*** Begin section ***

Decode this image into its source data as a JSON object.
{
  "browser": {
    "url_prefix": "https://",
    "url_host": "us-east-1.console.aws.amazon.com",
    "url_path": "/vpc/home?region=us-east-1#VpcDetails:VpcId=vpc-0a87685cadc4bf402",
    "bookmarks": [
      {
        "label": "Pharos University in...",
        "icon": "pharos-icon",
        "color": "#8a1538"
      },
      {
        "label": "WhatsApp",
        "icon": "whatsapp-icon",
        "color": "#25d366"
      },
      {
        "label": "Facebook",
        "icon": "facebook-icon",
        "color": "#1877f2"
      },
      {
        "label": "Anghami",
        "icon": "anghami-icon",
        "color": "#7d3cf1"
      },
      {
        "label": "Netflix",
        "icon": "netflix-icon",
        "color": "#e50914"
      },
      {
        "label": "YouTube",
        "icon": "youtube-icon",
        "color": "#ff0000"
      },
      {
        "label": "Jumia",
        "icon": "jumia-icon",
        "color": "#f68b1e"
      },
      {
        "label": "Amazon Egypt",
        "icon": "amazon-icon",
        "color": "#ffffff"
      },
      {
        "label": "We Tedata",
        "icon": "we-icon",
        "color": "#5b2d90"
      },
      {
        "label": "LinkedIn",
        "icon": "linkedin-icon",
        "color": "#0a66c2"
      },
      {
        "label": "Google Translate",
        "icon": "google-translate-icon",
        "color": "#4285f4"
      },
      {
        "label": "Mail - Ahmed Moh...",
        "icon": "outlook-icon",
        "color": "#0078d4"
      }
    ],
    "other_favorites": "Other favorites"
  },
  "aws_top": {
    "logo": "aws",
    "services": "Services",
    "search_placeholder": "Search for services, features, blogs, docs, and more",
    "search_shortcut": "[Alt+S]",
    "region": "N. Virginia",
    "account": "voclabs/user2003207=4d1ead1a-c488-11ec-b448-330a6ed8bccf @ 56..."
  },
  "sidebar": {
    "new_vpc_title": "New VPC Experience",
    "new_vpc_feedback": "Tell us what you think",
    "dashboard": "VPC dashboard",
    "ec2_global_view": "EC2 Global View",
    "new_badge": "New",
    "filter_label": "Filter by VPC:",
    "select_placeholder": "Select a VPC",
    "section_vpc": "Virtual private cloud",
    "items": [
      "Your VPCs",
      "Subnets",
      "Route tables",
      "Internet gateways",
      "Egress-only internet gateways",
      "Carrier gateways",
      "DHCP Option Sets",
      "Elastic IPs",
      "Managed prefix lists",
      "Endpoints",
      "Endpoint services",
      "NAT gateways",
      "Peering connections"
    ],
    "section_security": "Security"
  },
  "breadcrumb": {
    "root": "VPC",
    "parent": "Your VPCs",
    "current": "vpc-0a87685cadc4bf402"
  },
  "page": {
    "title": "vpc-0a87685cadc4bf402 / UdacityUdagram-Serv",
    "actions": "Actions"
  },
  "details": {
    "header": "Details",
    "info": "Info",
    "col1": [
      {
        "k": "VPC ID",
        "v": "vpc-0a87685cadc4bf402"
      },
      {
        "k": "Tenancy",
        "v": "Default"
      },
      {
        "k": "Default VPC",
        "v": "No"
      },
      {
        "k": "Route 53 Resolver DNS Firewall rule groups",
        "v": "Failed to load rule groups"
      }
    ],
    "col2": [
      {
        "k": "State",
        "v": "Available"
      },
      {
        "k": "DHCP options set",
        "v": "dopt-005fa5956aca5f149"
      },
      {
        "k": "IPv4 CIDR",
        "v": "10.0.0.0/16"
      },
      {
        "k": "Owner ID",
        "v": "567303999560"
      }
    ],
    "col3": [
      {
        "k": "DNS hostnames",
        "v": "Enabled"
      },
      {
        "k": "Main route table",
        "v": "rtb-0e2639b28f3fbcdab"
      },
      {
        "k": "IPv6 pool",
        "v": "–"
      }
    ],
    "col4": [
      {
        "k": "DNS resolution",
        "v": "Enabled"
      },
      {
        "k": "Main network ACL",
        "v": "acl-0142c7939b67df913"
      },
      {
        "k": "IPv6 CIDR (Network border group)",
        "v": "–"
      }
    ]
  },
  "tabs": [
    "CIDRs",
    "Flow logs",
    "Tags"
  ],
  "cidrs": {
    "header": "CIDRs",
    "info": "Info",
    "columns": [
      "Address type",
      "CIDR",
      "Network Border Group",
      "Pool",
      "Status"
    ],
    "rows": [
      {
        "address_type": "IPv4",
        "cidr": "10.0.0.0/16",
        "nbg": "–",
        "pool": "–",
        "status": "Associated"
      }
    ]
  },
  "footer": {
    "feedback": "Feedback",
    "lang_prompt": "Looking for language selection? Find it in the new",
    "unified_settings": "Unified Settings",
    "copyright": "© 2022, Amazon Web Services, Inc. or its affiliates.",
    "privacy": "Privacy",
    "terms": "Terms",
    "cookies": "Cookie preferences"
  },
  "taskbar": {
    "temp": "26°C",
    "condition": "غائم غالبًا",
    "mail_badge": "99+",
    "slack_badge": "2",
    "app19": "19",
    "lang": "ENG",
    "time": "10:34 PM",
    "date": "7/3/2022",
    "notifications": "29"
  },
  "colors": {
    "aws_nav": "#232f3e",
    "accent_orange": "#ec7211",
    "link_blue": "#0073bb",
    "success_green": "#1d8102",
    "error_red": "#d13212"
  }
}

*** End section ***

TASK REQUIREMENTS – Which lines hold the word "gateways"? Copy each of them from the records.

EXERCISE RESPONSE –
      "Internet gateways",
      "Egress-only internet gateways",
      "Carrier gateways",
      "NAT gateways",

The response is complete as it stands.